The top priority now is to ensure that licensing procedures are as clear and simple as possible, minimizing delays and opportunities for rent-seeking. A further priority is to remove all quotas on FSU exports. The proportion of trade covered by State contracts will need to be reduced as rapidly as the practices of Moldova's FSU trading partners permit. Concurrently, the State's direct role in trading should be phased out to facilitate enterprise-to-enterprise contact; at the same time, procurement procedures for state trading will need to become more transparent and competitive.
Portfolio risk will only increase as economic restructuring progresses and an increasing number of enterprises find themselves unable to service loans. As this process will be dramatically accentuated when monetary and fiscal policy are tightened in preparation for the introduction of the new currency, it is imperative to act now to protect the financial sector from collapse.

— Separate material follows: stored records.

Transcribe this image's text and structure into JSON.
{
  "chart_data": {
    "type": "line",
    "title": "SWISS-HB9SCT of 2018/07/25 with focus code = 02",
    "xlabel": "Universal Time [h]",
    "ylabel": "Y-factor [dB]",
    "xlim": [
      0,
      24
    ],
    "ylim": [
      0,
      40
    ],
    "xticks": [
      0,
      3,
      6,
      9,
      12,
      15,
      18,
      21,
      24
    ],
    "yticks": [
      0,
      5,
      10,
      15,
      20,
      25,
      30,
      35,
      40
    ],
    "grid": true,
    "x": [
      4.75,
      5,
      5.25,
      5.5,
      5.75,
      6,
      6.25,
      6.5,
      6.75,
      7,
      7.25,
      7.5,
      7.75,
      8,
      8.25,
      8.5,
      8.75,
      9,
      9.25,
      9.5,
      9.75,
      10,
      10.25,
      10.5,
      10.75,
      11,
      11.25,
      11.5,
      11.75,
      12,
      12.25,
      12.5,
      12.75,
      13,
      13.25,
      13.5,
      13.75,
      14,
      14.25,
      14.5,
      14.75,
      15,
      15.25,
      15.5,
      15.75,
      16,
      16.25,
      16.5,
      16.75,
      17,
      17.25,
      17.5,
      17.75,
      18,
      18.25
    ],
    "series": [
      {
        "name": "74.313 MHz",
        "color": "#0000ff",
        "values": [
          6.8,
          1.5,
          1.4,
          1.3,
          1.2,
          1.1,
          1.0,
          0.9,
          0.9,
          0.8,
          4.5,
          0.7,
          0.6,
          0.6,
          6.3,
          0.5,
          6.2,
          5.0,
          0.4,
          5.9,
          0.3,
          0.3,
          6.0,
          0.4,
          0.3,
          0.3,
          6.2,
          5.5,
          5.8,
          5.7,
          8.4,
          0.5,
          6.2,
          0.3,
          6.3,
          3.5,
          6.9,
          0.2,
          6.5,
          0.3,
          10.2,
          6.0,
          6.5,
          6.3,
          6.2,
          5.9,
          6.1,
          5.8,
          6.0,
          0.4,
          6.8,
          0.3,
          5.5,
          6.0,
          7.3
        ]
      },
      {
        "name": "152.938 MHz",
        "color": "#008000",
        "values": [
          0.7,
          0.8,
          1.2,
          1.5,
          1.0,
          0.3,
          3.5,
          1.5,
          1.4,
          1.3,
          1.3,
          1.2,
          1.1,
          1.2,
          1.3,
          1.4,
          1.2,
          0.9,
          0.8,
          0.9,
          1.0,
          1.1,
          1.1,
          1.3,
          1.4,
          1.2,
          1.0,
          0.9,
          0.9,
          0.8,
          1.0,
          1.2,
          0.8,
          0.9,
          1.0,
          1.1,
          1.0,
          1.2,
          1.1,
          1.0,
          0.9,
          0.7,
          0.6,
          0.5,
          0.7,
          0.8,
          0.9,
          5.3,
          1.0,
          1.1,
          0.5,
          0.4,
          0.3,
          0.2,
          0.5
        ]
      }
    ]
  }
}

Further lending must be conditioned by past repayment performance, and in due course by credit and risk analysis, while limits on lending to single borrowers and to shareholders must be enforced.